RECORDS below:
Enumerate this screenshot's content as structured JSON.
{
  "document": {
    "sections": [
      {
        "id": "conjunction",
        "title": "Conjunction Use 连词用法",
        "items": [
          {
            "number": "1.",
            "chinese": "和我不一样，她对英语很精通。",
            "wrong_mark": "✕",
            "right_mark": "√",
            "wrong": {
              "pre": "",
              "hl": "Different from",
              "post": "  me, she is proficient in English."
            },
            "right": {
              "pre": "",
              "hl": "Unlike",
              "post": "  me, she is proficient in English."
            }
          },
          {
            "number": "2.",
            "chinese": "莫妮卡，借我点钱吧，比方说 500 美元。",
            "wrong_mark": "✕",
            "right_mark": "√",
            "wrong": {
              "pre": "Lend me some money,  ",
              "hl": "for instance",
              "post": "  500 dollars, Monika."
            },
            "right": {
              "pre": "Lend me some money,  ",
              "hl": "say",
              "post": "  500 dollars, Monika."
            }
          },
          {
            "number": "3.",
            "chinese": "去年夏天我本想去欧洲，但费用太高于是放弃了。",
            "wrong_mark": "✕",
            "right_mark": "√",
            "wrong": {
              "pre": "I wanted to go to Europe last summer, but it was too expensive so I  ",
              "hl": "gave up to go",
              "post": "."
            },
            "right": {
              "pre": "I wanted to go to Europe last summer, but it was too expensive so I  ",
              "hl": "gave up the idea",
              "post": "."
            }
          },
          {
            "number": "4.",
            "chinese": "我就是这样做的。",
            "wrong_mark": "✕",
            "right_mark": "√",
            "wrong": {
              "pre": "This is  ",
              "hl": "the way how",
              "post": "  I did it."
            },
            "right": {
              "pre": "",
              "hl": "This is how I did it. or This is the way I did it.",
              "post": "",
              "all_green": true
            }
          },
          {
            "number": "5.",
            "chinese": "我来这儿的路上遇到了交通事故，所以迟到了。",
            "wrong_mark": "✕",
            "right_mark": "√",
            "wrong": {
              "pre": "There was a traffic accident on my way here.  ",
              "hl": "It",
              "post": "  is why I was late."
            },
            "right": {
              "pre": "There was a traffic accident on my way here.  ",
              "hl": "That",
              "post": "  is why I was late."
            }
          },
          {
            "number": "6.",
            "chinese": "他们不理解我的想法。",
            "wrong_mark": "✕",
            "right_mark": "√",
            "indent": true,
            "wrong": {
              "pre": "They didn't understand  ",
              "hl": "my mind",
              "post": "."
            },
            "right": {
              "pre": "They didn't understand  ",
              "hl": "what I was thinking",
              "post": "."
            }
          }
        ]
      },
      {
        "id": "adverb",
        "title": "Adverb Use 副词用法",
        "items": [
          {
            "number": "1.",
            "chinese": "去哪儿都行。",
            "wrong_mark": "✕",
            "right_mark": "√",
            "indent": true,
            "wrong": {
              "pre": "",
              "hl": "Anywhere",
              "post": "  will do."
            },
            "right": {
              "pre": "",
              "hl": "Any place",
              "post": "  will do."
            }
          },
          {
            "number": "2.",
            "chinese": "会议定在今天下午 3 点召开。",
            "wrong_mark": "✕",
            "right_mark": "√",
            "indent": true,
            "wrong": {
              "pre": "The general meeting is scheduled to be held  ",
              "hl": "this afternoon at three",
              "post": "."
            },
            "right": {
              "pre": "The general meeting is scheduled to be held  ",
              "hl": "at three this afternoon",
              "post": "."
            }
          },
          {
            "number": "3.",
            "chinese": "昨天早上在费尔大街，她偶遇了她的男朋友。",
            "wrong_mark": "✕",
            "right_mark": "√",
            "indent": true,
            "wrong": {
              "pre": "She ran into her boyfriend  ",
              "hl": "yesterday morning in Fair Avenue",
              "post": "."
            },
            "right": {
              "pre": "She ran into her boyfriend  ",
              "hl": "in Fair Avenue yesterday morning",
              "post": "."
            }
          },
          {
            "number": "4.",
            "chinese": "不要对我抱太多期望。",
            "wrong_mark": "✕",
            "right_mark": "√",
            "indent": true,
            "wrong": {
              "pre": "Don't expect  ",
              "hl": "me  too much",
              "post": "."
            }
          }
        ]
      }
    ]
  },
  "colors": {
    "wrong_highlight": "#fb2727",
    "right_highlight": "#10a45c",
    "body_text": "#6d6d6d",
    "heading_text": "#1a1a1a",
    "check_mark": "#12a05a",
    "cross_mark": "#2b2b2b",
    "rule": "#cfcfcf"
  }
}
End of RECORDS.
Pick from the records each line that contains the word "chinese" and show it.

            "chinese": "和我不一样，她对英语很精通。",
            "chinese": "莫妮卡，借我点钱吧，比方说 500 美元。",
            "chinese": "去年夏天我本想去欧洲，但费用太高于是放弃了。",
            "chinese": "我就是这样做的。",
            "chinese": "我来这儿的路上遇到了交通事故，所以迟到了。",
            "chinese": "他们不理解我的想法。",
            "chinese": "去哪儿都行。",
            "chinese": "会议定在今天下午 3 点召开。",
            "chinese": "昨天早上在费尔大街，她偶遇了她的男朋友。",
            "chinese": "不要对我抱太多期望。",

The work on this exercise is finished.